(SUPPLIED MATERIAL)
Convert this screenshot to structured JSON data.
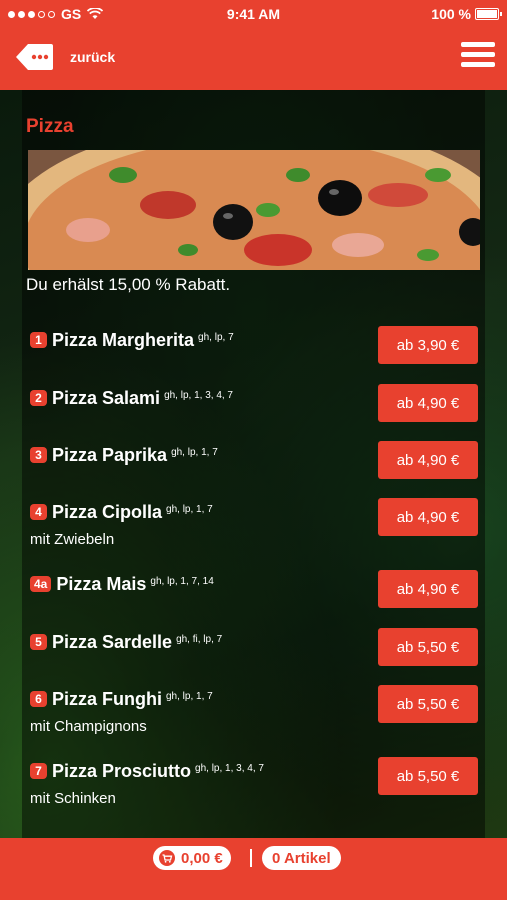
{
  "status_bar": {
    "carrier": "GS",
    "time": "9:41 AM",
    "battery": "100 %"
  },
  "nav": {
    "back_label": "zurück"
  },
  "section": {
    "title": "Pizza",
    "discount_text": "Du erhälst 15,00 % Rabatt."
  },
  "menu_items": [
    {
      "number": "1",
      "name": "Pizza Margherita",
      "allergens": "gh, lp, 7",
      "description": "",
      "price": "ab 3,90 €"
    },
    {
      "number": "2",
      "name": "Pizza Salami",
      "allergens": "gh, lp, 1, 3, 4, 7",
      "description": "",
      "price": "ab 4,90 €"
    },
    {
      "number": "3",
      "name": "Pizza Paprika",
      "allergens": "gh, lp, 1, 7",
      "description": "",
      "price": "ab 4,90 €"
    },
    {
      "number": "4",
      "name": "Pizza Cipolla",
      "allergens": "gh, lp, 1, 7",
      "description": "mit Zwiebeln",
      "price": "ab 4,90 €"
    },
    {
      "number": "4a",
      "name": "Pizza Mais",
      "allergens": "gh, lp, 1, 7, 14",
      "description": "",
      "price": "ab 4,90 €"
    },
    {
      "number": "5",
      "name": "Pizza Sardelle",
      "allergens": "gh, fi, lp, 7",
      "description": "",
      "price": "ab 5,50 €"
    },
    {
      "number": "6",
      "name": "Pizza Funghi",
      "allergens": "gh, lp, 1, 7",
      "description": "mit Champignons",
      "price": "ab 5,50 €"
    },
    {
      "number": "7",
      "name": "Pizza Prosciutto",
      "allergens": "gh, lp, 1, 3, 4, 7",
      "description": "mit Schinken",
      "price": "ab 5,50 €"
    }
  ],
  "footer": {
    "cart_total": "0,00 €",
    "article_count": "0 Artikel"
  },
  "colors": {
    "accent": "#e8412f"
  },
  "icons": {
    "back": "back-tag-icon",
    "menu": "hamburger-menu-icon",
    "cart": "cart-icon"
  }
}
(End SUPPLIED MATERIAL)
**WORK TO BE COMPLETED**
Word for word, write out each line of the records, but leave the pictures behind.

**ANSWER FOR THIS EXERCISE**
Convert this screenshot to structured JSON data.
{
  "status_bar": {
    "carrier": "GS",
    "time": "9:41 AM",
    "battery": "100 %"
  },
  "nav": {
    "back_label": "zurück"
  },
  "section": {
    "title": "Pizza",
    "discount_text": "Du erhälst 15,00 % Rabatt."
  },
  "menu_items": [
    {
      "number": "1",
      "name": "Pizza Margherita",
      "allergens": "gh, lp, 7",
      "description": "",
      "price": "ab 3,90 €"
    },
    {
      "number": "2",
      "name": "Pizza Salami",
      "allergens": "gh, lp, 1, 3, 4, 7",
      "description": "",
      "price": "ab 4,90 €"
    },
    {
      "number": "3",
      "name": "Pizza Paprika",
      "allergens": "gh, lp, 1, 7",
      "description": "",
      "price": "ab 4,90 €"
    },
    {
      "number": "4",
      "name": "Pizza Cipolla",
      "allergens": "gh, lp, 1, 7",
      "description": "mit Zwiebeln",
      "price": "ab 4,90 €"
    },
    {
      "number": "4a",
      "name": "Pizza Mais",
      "allergens": "gh, lp, 1, 7, 14",
      "description": "",
      "price": "ab 4,90 €"
    },
    {
      "number": "5",
      "name": "Pizza Sardelle",
      "allergens": "gh, fi, lp, 7",
      "description": "",
      "price": "ab 5,50 €"
    },
    {
      "number": "6",
      "name": "Pizza Funghi",
      "allergens": "gh, lp, 1, 7",
      "description": "mit Champignons",
      "price": "ab 5,50 €"
    },
    {
      "number": "7",
      "name": "Pizza Prosciutto",
      "allergens": "gh, lp, 1, 3, 4, 7",
      "description": "mit Schinken",
      "price": "ab 5,50 €"
    }
  ],
  "footer": {
    "cart_total": "0,00 €",
    "article_count": "0 Artikel"
  },
  "colors": {
    "accent": "#e8412f"
  },
  "icons": {
    "back": "back-tag-icon",
    "menu": "hamburger-menu-icon",
    "cart": "cart-icon"
  }
}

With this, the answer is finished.